▶ Problem to solve
Whenever "type" occurs in a line of the material, list that line.

***** Input for this task *****

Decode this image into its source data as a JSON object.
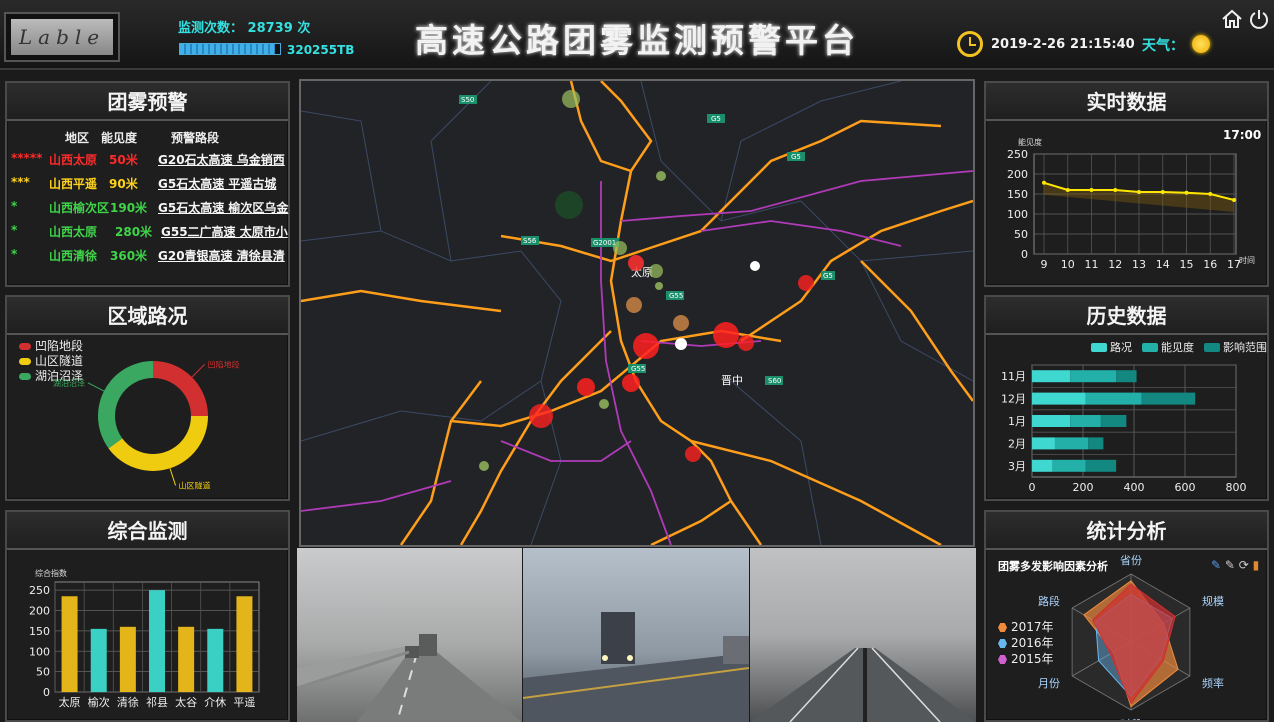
{
  "header": {
    "logo_text": "Lable",
    "monitor_count_label": "监测次数：",
    "monitor_count_value": "28739",
    "monitor_count_unit": "次",
    "storage_value": "320255TB",
    "storage_progress_fraction": 0.95,
    "title": "高速公路团雾监测预警平台",
    "date": "2019-2-26",
    "time": "21:15:40",
    "weather_label": "天气：",
    "weather_icon": "sun-icon"
  },
  "fog_warning": {
    "title": "团雾预警",
    "columns": [
      "地区",
      "能见度",
      "预警路段"
    ],
    "rows": [
      {
        "level": "*****",
        "region": "山西太原",
        "visibility": "50米",
        "route": "G20石太高速 乌金销西",
        "color": "#ff2a2a"
      },
      {
        "level": "***",
        "region": "山西平遥",
        "visibility": "90米",
        "route": "G5石太高速 平遥古城",
        "color": "#ffd21c"
      },
      {
        "level": "*",
        "region": "山西榆次区",
        "visibility": "190米",
        "route": "G5石太高速 榆次区乌金",
        "color": "#3fd44a"
      },
      {
        "level": "*",
        "region": "山西太原",
        "visibility": "280米",
        "route": "G55二广高速 太原市小",
        "color": "#3fd44a"
      },
      {
        "level": "*",
        "region": "山西清徐",
        "visibility": "360米",
        "route": "G20青银高速 清徐县清",
        "color": "#3fd44a"
      }
    ]
  },
  "road_status": {
    "title": "区域路况",
    "legend": [
      {
        "label": "凹陷地段",
        "color": "#d23030"
      },
      {
        "label": "山区隧道",
        "color": "#f0cc10"
      },
      {
        "label": "湖泊沼泽",
        "color": "#3aa860"
      }
    ],
    "donut": [
      {
        "label": "凹陷地段",
        "fraction": 0.25,
        "color": "#d23030"
      },
      {
        "label": "山区隧道",
        "fraction": 0.4,
        "color": "#f0cc10"
      },
      {
        "label": "湖泊沼泽",
        "fraction": 0.35,
        "color": "#3aa860"
      }
    ]
  },
  "comprehensive": {
    "title": "综合监测",
    "axis_label": "综合指数",
    "yticks": [
      "250",
      "200",
      "150",
      "100",
      "50",
      "0"
    ]
  },
  "realtime": {
    "title": "实时数据",
    "ylabel": "能见度",
    "xlabel": "时间",
    "current_time": "17:00",
    "yticks": [
      "250",
      "200",
      "150",
      "100",
      "50",
      "0"
    ]
  },
  "history": {
    "title": "历史数据",
    "legend": [
      {
        "label": "路况",
        "color": "#3fd8d0"
      },
      {
        "label": "能见度",
        "color": "#23b0a8"
      },
      {
        "label": "影响范围",
        "color": "#128880"
      }
    ],
    "xticks": [
      "0",
      "200",
      "400",
      "600",
      "800"
    ]
  },
  "stats": {
    "title": "统计分析",
    "chart_title": "团雾多发影响因素分析",
    "axes": [
      "省份",
      "规模",
      "频率",
      "时段",
      "月份",
      "路段"
    ],
    "legend": [
      {
        "label": "2017年",
        "color": "#f08a3c"
      },
      {
        "label": "2016年",
        "color": "#68b8f0"
      },
      {
        "label": "2015年",
        "color": "#d060d0"
      }
    ]
  },
  "chart_data": [
    {
      "type": "bar",
      "title": "综合监测",
      "ylabel": "综合指数",
      "categories": [
        "太原",
        "榆次",
        "清徐",
        "祁县",
        "太谷",
        "介休",
        "平遥"
      ],
      "values": [
        235,
        155,
        160,
        250,
        160,
        155,
        235
      ],
      "colors": [
        "#e3b51b",
        "#3ad0c4",
        "#e3b51b",
        "#3ad0c4",
        "#e3b51b",
        "#3ad0c4",
        "#e3b51b"
      ],
      "ylim": [
        0,
        270
      ],
      "grid": true
    },
    {
      "type": "line",
      "title": "实时数据",
      "ylabel": "能见度",
      "xlabel": "时间",
      "x": [
        9,
        10,
        11,
        12,
        13,
        14,
        15,
        16,
        17
      ],
      "series": [
        {
          "values": [
            178,
            160,
            160,
            160,
            155,
            155,
            153,
            150,
            135
          ],
          "color": "#ffe600"
        }
      ],
      "ylim": [
        0,
        250
      ],
      "grid": true
    },
    {
      "type": "bar",
      "orientation": "horizontal",
      "stacked": true,
      "title": "历史数据",
      "categories": [
        "11月",
        "12月",
        "1月",
        "2月",
        "3月"
      ],
      "series": [
        {
          "name": "路况",
          "values": [
            150,
            210,
            150,
            90,
            80
          ]
        },
        {
          "name": "能见度",
          "values": [
            180,
            220,
            120,
            130,
            130
          ]
        },
        {
          "name": "影响范围",
          "values": [
            80,
            210,
            100,
            60,
            120
          ]
        }
      ],
      "xlim": [
        0,
        800
      ],
      "grid": true,
      "legend_position": "top-right"
    },
    {
      "type": "radar",
      "title": "团雾多发影响因素分析",
      "axes": [
        "省份",
        "规模",
        "频率",
        "时段",
        "月份",
        "路段"
      ],
      "series": [
        {
          "name": "2017年",
          "values": [
            0.9,
            0.55,
            0.8,
            0.95,
            0.3,
            0.8
          ]
        },
        {
          "name": "2016年",
          "values": [
            0.7,
            0.7,
            0.5,
            0.8,
            0.55,
            0.6
          ]
        },
        {
          "name": "2015年",
          "values": [
            0.85,
            0.75,
            0.55,
            0.9,
            0.35,
            0.65
          ]
        }
      ],
      "legend_position": "left"
    }
  ],
  "map": {
    "city_labels": [
      "太原",
      "晋中"
    ],
    "road_labels": [
      "G5",
      "G55",
      "G20",
      "S50",
      "S56",
      "S60",
      "G2001",
      "G5"
    ]
  },
  "photos": [
    {
      "name": "fog-highway-photo-1"
    },
    {
      "name": "fog-highway-photo-2"
    },
    {
      "name": "fog-highway-photo-3"
    }
  ]
}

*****

▶ Answer to this exercise
      "type": "bar",
      "type": "line",
      "type": "bar",
      "type": "radar",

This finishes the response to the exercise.